Schools, and headteachers in particular, spend a lot of time writing school development plans (SDP). Therefore the question that needs to be asked is, “Does the time spent writing represent good value?”. Answers are likely to vary. Some schools will say the SDP is the key driver of improvement, leads to fundamental change and that without it the school would stagnate. Other schools will say it doesn’t make much difference because nobody reads it! Given all schools have, and will continue to have, an SDP, it is essential for it to have maximum impact on the education and outcomes of the pupils. As such, there is merit in considering what For Schools calls a TOTAL approach.
A school development plan needs to be:
There are a number of areas to consider here. The priorities in the SDP need to be:
- Few in number because it is not feasible or sensible to focus on too many different areas simultaneously. We need only look at the national picture to see the impact of implementation of too much change at the same time.

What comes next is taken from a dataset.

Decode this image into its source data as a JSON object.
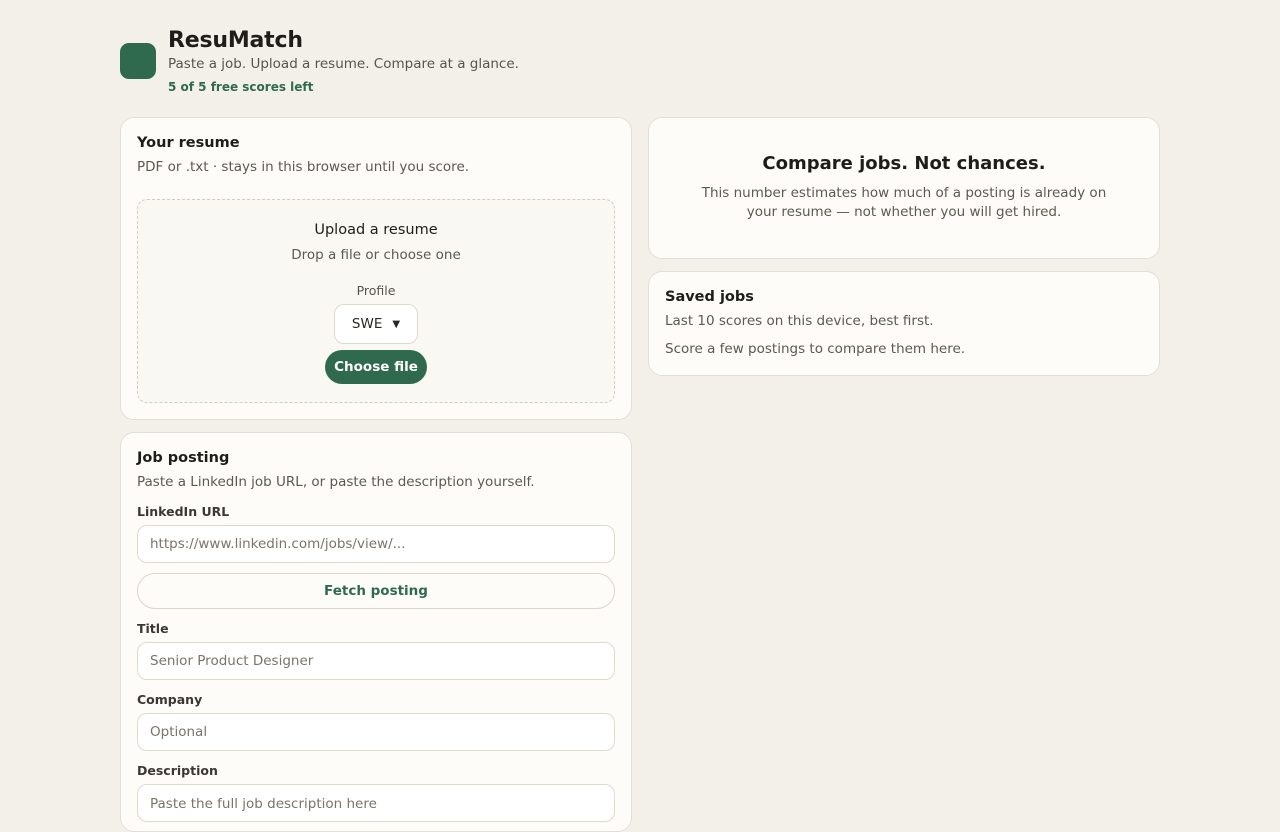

- Focused tightly on issues which impact pupil outcomes most.
- Evidence based. For example, as a consequence of data analysis, outcomes of monitoring and evaluation of teaching and learning, etc.
- Focused on development. Many SDP are too long because priorities are more about maintaining existing practice than developing new practices.
Views differ about who should set the priorities. Some schools take a collegiate approach, which includes parents, to setting priorities. Other schools work on the basis that the priorities are best set by leaders. Whatever a school’s approach, it is imperative that the whole school community:
- Knows what the priorities are and what success will look like.
- Understands the rationale for the priorities.
- Knows how they can contribute to the achievement of the priorities.
Too often, with the exception of the school self-evaluation cycle, the SDP sits in isolation of other improvement processes in the school. For maximum impact the SDP needs to be:
- Overtly linked to subject and other action plans.
- Threaded through the performance management targets of all staff.
- A part of the conversation at parent evenings.
- Related closely to aspects of the strategic plan of the governing board.
Ask staff, parents and pupils where the SDP is and what it looks like and the likelihood is many won’t know. There are some key strategies to make the SDP more accessible. These include:
- Posting a version of the SDP on the website.
- Communicating the priorities to parents through letters and/or texts.
- Having a pupil speak version in all classrooms.
- Making sure the SDP is free of jargon and acronyms.
- Having a one page summary.
- Having the SDP represented in large-scale pictorial form on display in a prominent part of the school.
For an SDP to be truly effective, it needs to be a live document. To be live it needs to be referred to frequently and in different contexts. Strategies include:
- Regular updates in assemblies.
- A standing item at governor and staff meetings.
- Progress reports for parents on the website.
- Discussions with the school council.
- Reference to progress on school displays.
Typically, all progress updates are in the written form. There is mileage in considering using photos and videos, particularly for parents, which show how achievement of priorities is impacting the everyday school experience of their children. They are far more interested in this than knowing the staff have had training sessions on higher order questioning!
Using Lessons Learned to Inform Your SDP
Lessons Learned is an online system for storing and analysing all of your teaching, learning and performance management data. Used frequently, it can provide you with an instant picture of school-wide trends which can then be further broken down by subject, year group and more. Tables and graphs allow you to see where your school is performing well and which areas need more support.
To book a free online demonstration of Lessons Learned, please use our online booking form here.